What is needed> Every line of the data below that holds the string "spread" needs to be reported.

Information shown>
++++++

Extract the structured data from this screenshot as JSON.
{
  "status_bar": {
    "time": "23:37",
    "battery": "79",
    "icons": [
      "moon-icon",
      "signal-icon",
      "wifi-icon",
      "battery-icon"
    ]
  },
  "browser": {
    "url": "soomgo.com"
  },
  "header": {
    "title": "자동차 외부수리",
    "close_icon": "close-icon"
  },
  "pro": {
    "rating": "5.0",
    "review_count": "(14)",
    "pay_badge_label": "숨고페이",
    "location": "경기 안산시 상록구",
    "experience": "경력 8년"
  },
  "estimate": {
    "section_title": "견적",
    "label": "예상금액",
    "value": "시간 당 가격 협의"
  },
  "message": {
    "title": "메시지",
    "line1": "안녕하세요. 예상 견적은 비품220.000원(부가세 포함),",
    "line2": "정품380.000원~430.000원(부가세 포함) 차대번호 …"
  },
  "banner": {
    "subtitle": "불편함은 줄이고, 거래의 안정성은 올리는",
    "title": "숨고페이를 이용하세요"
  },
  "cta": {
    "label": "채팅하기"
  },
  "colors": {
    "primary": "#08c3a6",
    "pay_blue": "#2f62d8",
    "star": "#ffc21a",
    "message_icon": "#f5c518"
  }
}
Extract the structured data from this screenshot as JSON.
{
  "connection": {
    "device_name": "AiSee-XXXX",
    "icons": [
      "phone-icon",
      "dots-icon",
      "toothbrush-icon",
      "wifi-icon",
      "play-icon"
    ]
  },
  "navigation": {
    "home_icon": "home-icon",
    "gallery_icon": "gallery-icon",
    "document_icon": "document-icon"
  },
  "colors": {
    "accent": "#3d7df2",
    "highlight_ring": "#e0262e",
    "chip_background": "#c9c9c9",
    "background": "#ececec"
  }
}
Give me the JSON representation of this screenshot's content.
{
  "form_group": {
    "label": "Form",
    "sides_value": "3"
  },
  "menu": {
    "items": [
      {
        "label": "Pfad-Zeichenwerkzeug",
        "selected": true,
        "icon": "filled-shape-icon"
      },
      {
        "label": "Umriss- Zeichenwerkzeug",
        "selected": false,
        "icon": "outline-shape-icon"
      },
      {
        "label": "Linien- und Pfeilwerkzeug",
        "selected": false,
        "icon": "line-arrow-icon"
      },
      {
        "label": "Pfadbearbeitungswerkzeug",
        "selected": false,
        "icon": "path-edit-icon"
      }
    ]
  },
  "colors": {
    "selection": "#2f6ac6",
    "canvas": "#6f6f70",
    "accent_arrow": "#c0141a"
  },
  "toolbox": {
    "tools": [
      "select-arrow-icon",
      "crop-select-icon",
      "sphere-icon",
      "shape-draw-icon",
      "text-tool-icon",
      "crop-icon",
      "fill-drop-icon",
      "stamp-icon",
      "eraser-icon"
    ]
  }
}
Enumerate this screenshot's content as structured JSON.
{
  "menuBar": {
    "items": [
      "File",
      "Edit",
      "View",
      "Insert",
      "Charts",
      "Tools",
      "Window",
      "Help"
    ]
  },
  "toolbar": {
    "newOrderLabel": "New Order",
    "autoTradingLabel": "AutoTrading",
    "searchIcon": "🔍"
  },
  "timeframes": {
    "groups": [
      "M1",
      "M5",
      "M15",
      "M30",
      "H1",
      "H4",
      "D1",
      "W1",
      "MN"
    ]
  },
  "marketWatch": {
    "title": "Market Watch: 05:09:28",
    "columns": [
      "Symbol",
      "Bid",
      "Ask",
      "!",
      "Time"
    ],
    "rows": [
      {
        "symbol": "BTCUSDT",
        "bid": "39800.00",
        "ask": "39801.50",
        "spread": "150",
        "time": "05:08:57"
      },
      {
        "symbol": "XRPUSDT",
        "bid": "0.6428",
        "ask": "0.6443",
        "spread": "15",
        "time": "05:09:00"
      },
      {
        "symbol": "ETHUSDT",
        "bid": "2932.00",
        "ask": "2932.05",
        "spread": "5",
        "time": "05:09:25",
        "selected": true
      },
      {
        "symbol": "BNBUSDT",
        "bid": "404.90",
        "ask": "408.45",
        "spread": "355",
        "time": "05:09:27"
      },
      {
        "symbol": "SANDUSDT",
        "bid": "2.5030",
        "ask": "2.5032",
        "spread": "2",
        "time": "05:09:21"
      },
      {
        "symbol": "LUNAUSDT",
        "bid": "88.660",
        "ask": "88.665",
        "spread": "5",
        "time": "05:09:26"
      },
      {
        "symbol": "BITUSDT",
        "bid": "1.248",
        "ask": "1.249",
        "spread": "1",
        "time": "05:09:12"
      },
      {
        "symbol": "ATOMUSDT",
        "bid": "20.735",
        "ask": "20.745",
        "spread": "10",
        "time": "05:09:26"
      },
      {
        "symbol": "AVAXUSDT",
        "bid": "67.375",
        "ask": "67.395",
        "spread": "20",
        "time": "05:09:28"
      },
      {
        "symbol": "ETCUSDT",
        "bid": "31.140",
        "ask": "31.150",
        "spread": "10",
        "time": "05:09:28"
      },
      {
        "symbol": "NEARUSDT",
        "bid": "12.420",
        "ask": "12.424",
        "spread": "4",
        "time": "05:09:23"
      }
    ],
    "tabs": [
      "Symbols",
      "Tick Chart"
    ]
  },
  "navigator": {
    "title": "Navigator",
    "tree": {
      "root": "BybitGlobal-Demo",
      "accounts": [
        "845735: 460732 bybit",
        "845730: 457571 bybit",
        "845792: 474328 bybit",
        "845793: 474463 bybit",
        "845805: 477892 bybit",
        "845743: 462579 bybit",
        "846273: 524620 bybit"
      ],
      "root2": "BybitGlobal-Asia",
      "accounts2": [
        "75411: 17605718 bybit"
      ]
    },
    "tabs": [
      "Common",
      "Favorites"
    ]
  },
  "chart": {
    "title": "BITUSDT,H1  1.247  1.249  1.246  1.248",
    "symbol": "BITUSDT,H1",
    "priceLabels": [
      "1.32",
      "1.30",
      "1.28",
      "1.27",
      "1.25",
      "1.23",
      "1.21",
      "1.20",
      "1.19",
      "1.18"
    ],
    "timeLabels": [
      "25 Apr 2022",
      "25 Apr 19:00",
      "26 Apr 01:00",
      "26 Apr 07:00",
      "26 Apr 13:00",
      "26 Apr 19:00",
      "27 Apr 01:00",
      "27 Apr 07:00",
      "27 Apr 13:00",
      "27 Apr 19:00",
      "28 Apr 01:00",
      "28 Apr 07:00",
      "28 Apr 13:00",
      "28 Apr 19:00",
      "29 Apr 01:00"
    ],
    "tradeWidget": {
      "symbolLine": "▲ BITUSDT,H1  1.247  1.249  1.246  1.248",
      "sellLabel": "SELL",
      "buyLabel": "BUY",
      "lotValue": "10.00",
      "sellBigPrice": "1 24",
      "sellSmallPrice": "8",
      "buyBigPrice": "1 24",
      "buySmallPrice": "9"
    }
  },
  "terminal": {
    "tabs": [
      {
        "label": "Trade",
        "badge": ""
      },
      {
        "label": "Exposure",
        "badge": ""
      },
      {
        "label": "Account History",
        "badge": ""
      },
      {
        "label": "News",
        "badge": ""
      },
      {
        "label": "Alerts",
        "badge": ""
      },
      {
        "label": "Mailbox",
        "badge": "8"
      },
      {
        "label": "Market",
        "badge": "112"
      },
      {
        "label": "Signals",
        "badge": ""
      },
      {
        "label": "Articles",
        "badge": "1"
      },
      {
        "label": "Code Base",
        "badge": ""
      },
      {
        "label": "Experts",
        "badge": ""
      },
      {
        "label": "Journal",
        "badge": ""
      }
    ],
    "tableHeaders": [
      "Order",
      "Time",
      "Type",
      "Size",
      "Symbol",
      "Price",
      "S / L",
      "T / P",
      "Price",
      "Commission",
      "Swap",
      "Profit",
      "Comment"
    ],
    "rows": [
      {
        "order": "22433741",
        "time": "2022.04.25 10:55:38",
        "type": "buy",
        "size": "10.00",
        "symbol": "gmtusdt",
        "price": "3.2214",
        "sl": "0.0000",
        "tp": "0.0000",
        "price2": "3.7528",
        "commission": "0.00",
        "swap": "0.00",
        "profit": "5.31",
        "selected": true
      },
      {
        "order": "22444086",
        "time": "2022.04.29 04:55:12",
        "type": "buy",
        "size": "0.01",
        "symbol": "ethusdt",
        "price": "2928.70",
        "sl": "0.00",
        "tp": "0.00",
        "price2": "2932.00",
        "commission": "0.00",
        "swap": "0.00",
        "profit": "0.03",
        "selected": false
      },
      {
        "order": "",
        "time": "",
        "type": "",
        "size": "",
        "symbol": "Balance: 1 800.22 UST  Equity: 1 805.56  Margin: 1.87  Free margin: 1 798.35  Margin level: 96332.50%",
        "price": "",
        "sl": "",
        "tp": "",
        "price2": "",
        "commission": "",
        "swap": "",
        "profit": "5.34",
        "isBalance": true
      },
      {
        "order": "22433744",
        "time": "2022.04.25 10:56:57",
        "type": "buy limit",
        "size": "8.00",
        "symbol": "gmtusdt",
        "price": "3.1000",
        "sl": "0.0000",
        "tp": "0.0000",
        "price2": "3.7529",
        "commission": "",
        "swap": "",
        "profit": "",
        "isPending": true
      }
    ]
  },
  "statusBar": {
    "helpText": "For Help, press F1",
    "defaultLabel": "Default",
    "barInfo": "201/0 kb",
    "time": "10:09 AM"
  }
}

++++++

Reply to the task>
        "spread": "150",
        "spread": "15",
        "spread": "5",
        "spread": "355",
        "spread": "2",
        "spread": "5",
        "spread": "1",
        "spread": "10",
        "spread": "20",
        "spread": "10",
        "spread": "4",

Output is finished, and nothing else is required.